However a difficult question remains, one I cannot answer at length at this moment: why was it necessary to suffer to save the world? It was necessary because there exists in the world an ocean of evil, of injustice, hatred, and violence, and the many victims of hatred and injustice have the right to see justice done. God cannot ignore the cries of the suffering who are oppressed by injustice. To forgive is not to ignore, but to transform. God must enter into this world in order to set against the ocean of injustice a larger ocean of goodness and of love. And this is the event of the Cross: from that moment, against the ocean of evil, there exists a river that is boundless, and so ever mightier than all the injustices of the world, a river of goodness, truth, and love. Thus God forgives, coming into the world and transforming it so that there may be a real strength, a river of goodness wider than all the evil that could ever exist.
So our address to God becomes an address to ourselves: God invites us to join with him, to leave behind the ocean of evil, of hatred, violence, and selfishness and to make ourselves known, to enter into the river of his love.
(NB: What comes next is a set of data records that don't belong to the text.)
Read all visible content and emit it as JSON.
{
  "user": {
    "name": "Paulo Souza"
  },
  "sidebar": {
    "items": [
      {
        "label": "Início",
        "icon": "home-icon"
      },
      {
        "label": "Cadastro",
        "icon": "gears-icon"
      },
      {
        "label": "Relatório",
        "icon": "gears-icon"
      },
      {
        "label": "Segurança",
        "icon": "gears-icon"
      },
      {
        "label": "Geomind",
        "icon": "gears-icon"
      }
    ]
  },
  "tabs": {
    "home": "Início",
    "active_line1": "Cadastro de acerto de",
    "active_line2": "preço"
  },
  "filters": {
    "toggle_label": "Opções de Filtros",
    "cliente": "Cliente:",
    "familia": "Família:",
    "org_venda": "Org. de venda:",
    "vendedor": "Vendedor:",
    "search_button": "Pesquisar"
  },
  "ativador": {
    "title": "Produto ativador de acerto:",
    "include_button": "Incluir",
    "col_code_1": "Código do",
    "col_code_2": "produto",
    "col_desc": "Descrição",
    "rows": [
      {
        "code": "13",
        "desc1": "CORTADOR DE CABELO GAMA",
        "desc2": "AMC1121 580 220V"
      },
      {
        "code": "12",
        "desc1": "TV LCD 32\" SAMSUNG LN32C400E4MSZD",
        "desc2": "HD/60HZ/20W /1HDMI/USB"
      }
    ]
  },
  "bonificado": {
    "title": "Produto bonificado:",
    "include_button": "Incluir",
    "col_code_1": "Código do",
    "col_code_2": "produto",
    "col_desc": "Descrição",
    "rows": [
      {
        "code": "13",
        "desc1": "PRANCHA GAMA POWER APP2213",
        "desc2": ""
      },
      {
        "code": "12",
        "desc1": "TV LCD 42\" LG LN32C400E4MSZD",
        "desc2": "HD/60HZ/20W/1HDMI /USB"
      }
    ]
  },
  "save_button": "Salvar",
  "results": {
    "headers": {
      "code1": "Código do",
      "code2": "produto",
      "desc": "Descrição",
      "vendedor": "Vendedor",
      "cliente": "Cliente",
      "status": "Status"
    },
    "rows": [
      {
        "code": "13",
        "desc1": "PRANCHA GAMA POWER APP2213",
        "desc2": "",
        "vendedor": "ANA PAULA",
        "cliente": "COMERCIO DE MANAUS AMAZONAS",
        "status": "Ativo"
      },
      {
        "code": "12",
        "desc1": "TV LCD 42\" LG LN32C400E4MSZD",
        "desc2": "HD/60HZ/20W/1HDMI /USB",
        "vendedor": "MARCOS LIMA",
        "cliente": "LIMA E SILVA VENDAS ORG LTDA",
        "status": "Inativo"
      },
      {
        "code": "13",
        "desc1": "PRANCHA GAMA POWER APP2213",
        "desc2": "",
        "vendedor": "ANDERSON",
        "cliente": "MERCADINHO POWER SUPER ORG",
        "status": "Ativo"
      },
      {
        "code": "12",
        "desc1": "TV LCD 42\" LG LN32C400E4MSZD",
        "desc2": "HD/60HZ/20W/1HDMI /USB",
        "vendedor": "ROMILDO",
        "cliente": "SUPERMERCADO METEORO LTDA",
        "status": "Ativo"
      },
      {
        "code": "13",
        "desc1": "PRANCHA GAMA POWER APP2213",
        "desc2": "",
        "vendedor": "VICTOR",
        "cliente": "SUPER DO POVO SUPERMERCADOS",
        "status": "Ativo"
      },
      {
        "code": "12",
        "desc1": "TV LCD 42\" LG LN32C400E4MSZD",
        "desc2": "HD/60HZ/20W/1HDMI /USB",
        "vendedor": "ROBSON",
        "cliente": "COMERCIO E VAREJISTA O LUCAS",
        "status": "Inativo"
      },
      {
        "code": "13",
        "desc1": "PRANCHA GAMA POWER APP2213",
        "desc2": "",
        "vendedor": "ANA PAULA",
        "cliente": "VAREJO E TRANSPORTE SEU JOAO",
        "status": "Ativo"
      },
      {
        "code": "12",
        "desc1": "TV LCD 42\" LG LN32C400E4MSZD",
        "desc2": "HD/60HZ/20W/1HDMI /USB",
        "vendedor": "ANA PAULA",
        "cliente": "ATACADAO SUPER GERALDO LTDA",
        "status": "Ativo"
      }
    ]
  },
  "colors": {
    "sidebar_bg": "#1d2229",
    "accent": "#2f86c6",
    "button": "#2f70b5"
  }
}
Then the second request. We pray: “Let Your people know always the fullness of Your love”. The Latin text reads: “Satisfy us with Your love”. The text refers to the Psalm we have sung, which says: “Open your hand and satisfy the hunger of every living creature”. How much hunger there is on Earth, hunger for bread in many parts of the world: Your Excellency has also spoken of the suffering of the families here: hunger for justice, hunger for love. And with this prayer, we pray to God: “Open Your hand and satisfy fully the hunger of every living creature. Satisfy our hunger for the truth and for Your love”.
So be it. Amen.
© Copyright 2009 — Libreria Editrice Vaticana
ZENIT is free for personal use.
Reprinting ZENIT requires written permission. You can receive this permission by contacting us at: http://www.zenit.org/english/reprinting.html